  1. You and Ben are such great parents! Is Little Miss still with you? Prayers for your family.

    1. We still have Missy. We go back to court in a couple of weeks to see what the next steps are. There will, definitely, be more words to come. Right now, I'm just sitting on the emotions, and trying to sort them out.

  2. It's a shame that you kept the lines open and his biological dad doesn't ask to speak to Ty. Someday. Was wondering about lil miss as well... Is she with your family?

  3. Wow. Thank you for sharing! It's incredible to hear. Study's biggest concern with open adoption is much like many others... that it would feel less like our child and more like it could end at any time. We know that this isn't the case in reality, but it's his hesitation at the moment. Forgive me for asking, but have you ever experienced anything like that? I'm sure it wouldn't be easy to discuss even if you did, but I'm curious. We are still planning to adopt regardless, but tend to shy solely more towards closed adoptions.

    1. Ben and I have had countless conversations with couples considering adoption and the concerns you express are, completely, normal. And since our papas are our protectors, they tend to feel it the strongest!

      The second part of your question is easier to answer, so I'll speak to that first. Having an open adoption never made us feel like he wasn't a permanent member of our family. We, definitely, breathed a sigh of relief when Rebekah's window of time to change her mind had passed, but from that day forward we never worried of having to say goodbye.

      As for feeling less like your child, open adoption will stretch you beyond your comfort zone. I loved Rebekah like a sister by the time Ty was born and even though she called me mom, I felt like an imposter. The day we left the hospital, I wrote about how it felt like stealing someone's baby.

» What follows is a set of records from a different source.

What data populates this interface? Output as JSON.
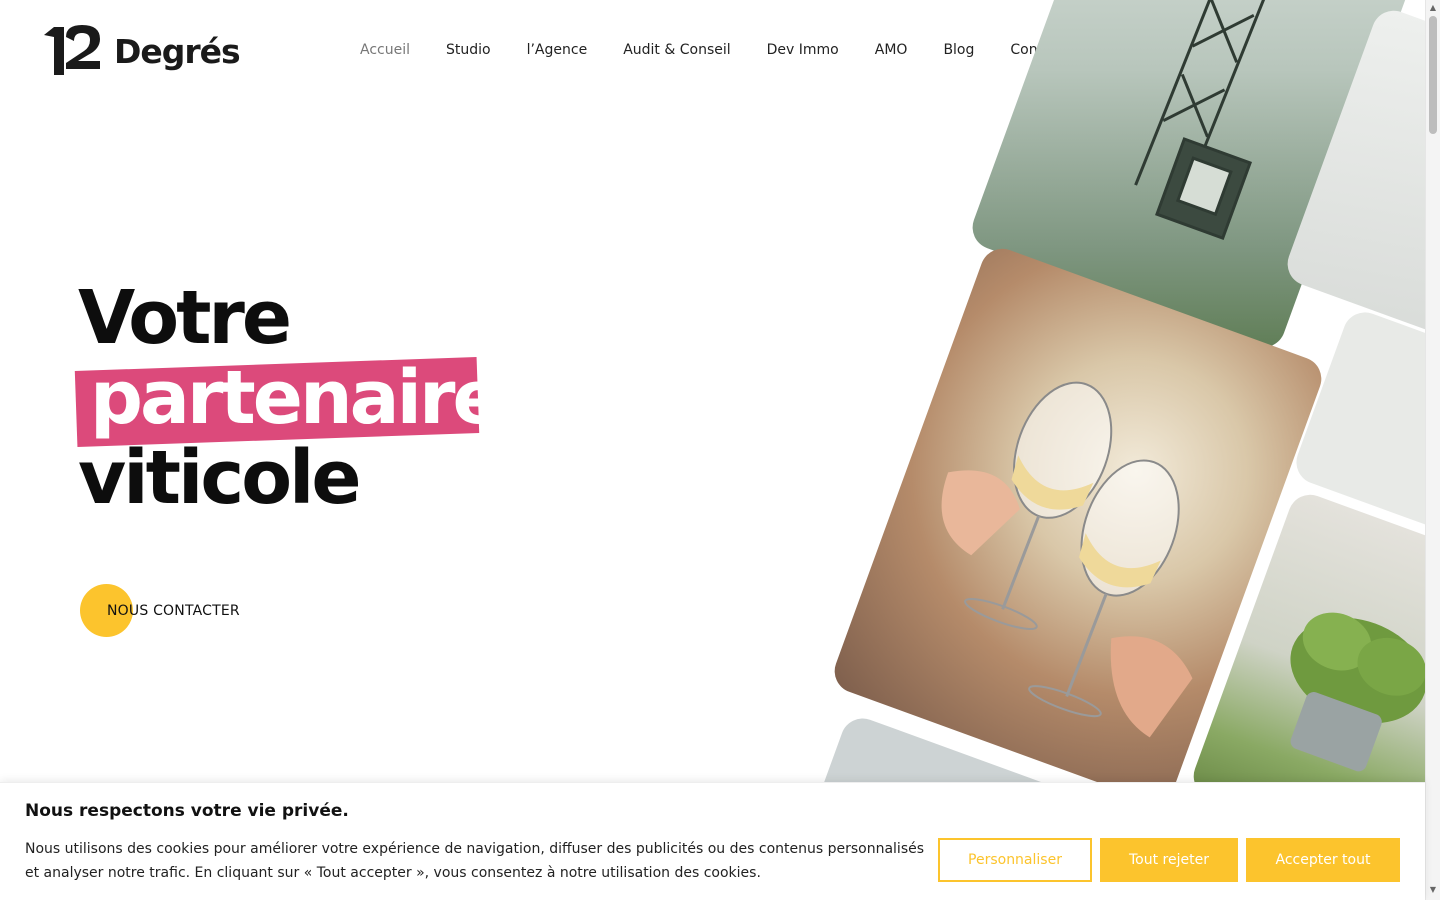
{
  "brand": {
    "logo_word": "Degrés",
    "accent_color": "#dc4a7b",
    "cta_color": "#fcc42d"
  },
  "nav": {
    "items": [
      {
        "label": "Accueil",
        "active": true
      },
      {
        "label": "Studio",
        "active": false
      },
      {
        "label": "l’Agence",
        "active": false
      },
      {
        "label": "Audit & Conseil",
        "active": false
      },
      {
        "label": "Dev Immo",
        "active": false
      },
      {
        "label": "AMO",
        "active": false
      },
      {
        "label": "Blog",
        "active": false
      },
      {
        "label": "Contact",
        "active": false
      }
    ],
    "social": [
      "instagram-icon",
      "linkedin-icon"
    ]
  },
  "hero": {
    "line1": "Votre",
    "line2": "partenaire",
    "line3": "viticole",
    "cta_label": "NOUS CONTACTER"
  },
  "collage": {
    "tiles": [
      "crane-photo",
      "wine-toast-photo",
      "interior-photo",
      "wall-photo",
      "plant-photo",
      "building-photo"
    ]
  },
  "cookie": {
    "title": "Nous respectons votre vie privée.",
    "text": "Nous utilisons des cookies pour améliorer votre expérience de navigation, diffuser des publicités ou des contenus personnalisés et analyser notre trafic. En cliquant sur « Tout accepter », vous consentez à notre utilisation des cookies.",
    "customize_label": "Personnaliser",
    "reject_label": "Tout rejeter",
    "accept_label": "Accepter tout"
  }
}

      Open adoption is not always easy or possible, but if given the opportunity, take it! It is a beautiful gift for everyone involved. I can tell you from experience, living with three five year olds with three very different stories, Tyrus has it the easiest. He is the most confident; the most adjusted. He's the only one with a complete story. His relationship with his mom and her family is one of the greatest treasures of our life.

      It's also just as important to note that most birth mothers need openness in adoption to find healing. I have seen the devastating affects of closed adoptions from the birth family perspective. It rips my heart and pushes me to advocate more. God's in the business of restoration; open adoption is a beautiful tool in the process.

      My advice is to take it slow and trust God's guidance. Don't hesitate if you want to reach out with more questions.

      I wrote a related post in my FAQ section about Ty calling Rebekah "mom". I think it's an important read for couples considering domestic adoption:

    2. I'm so sorry - I never got the reply notification!

      Thank you so much for responding to all of my questions. I'm sure I will have a ton! I did read your post on Ty calling her mom and I think it is absolutely beautiful. One thing I have noticed is this: over and over again throughout your blog you point out the fact that adoption isn't just about becoming parents yourself or growing a family of your own, but it's about everyone involved. You've said that again here - I really need to broaden my view and embrace this part of things. God's heart isn't just for me and the child that we bring home, it's for everyone even remotely involved in the story and I think that is just amazing - I don't know how I missed it up until reading your blog, but it is so obvious now and I love that you make it a point to show this side of things. Thank you so much!

  4. I always learn so much from you.

  5. Love this post and I love your new pictures that are up. 😊😊😊😊

  6. I have followed your blog and just have to finally say how much I admire you for keeping the contact with birth parents. I am sure your children will be grateful one day. Am so loving the new header photos